Find the word "issues" in the records below. List each line containing it.

Records from a dataset
______

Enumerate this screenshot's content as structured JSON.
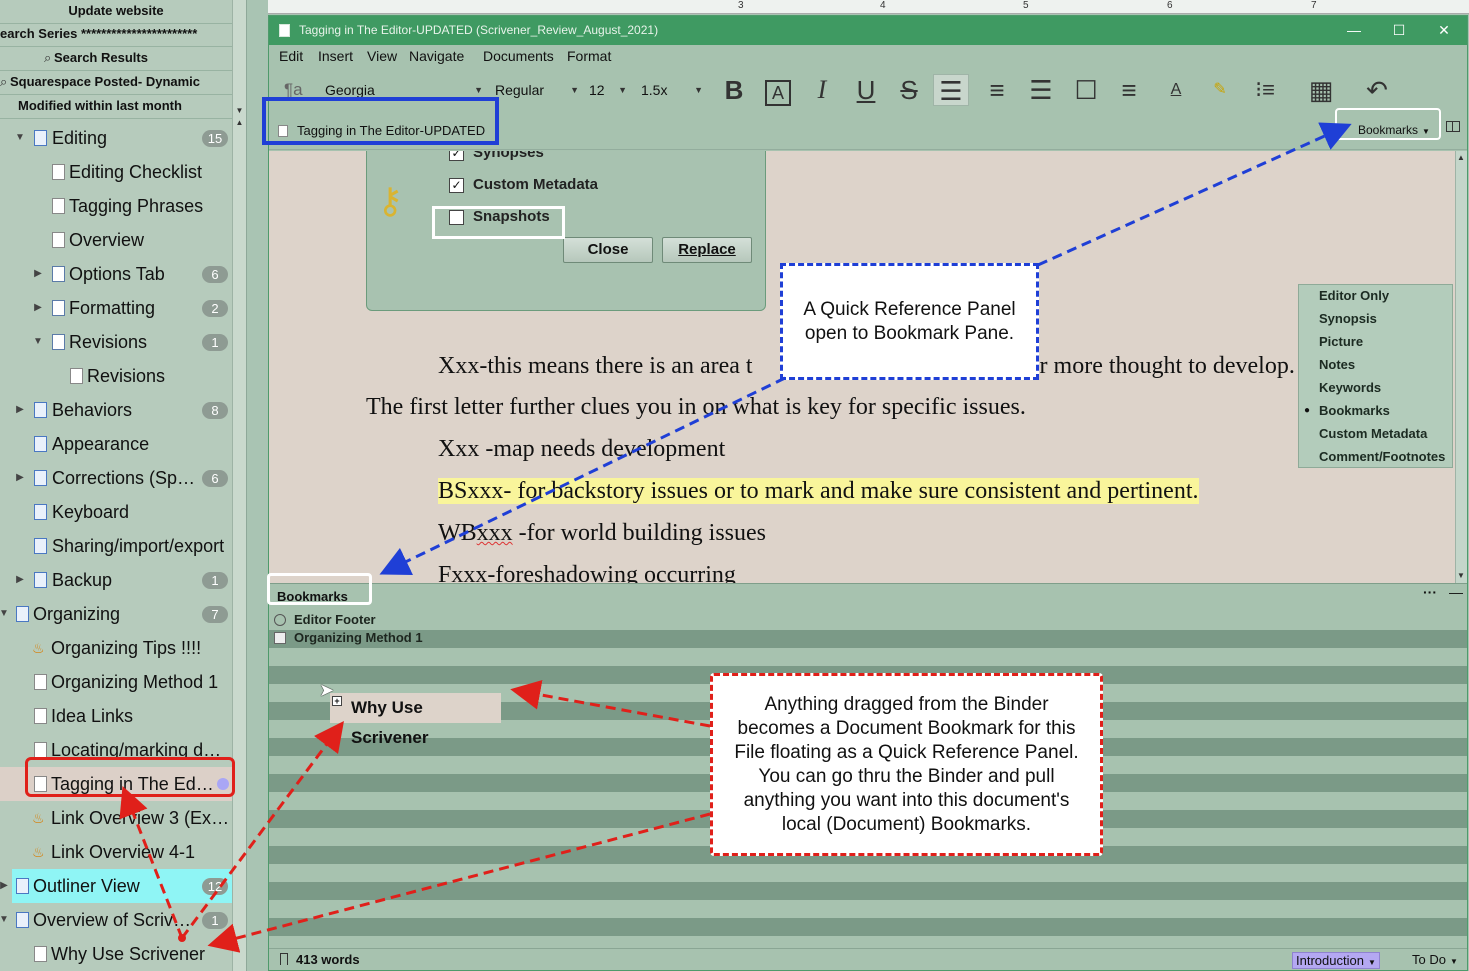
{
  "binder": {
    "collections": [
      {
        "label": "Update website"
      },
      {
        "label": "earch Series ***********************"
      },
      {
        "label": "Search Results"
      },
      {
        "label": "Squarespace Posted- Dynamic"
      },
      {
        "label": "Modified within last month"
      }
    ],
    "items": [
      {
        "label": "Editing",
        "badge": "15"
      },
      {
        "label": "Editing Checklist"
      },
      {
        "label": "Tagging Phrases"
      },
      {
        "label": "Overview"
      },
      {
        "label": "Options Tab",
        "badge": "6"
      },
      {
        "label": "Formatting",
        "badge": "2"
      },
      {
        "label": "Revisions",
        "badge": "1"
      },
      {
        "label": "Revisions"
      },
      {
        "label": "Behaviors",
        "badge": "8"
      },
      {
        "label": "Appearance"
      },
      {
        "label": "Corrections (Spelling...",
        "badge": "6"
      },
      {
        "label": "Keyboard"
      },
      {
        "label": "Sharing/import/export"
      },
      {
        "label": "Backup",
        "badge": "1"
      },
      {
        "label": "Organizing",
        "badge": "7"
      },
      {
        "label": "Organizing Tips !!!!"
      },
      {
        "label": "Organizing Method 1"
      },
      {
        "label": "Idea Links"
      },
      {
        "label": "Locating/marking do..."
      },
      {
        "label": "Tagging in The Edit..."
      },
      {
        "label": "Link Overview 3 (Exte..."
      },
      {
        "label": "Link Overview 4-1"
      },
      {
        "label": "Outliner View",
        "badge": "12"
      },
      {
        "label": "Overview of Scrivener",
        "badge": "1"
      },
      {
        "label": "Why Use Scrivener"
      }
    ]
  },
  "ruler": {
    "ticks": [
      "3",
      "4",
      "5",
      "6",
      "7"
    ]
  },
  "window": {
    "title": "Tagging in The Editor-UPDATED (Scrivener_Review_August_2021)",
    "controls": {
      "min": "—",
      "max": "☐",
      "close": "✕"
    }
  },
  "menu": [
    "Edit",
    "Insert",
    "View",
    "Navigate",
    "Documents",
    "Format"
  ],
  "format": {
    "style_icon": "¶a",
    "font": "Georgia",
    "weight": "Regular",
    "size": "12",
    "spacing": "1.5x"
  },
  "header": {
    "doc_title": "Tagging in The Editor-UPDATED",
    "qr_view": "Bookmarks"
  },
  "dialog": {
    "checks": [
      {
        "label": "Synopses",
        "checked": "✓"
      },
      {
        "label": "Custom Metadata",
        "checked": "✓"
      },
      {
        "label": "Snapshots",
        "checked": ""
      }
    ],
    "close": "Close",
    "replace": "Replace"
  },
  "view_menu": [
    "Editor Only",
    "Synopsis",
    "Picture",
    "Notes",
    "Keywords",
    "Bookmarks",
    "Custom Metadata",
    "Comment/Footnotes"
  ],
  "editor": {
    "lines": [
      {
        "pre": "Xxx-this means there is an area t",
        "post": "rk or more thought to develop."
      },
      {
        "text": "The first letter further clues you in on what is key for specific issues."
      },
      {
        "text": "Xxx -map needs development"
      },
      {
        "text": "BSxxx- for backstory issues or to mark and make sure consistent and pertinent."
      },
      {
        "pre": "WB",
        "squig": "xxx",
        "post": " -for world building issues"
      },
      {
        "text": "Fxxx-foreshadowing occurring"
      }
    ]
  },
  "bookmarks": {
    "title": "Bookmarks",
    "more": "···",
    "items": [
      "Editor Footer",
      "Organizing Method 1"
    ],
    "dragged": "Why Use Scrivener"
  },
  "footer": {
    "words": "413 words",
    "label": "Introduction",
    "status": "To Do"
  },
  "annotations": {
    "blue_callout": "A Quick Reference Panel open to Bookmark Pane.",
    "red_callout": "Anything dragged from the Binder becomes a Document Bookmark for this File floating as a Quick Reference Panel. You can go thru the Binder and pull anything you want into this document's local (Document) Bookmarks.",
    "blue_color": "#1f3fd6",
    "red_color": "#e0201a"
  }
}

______

> [Result]:
        "text": "The first letter further clues you in on what is key for specific issues."
        "text": "BSxxx- for backstory issues or to mark and make sure consistent and pertinent."
        "post": " -for world building issues"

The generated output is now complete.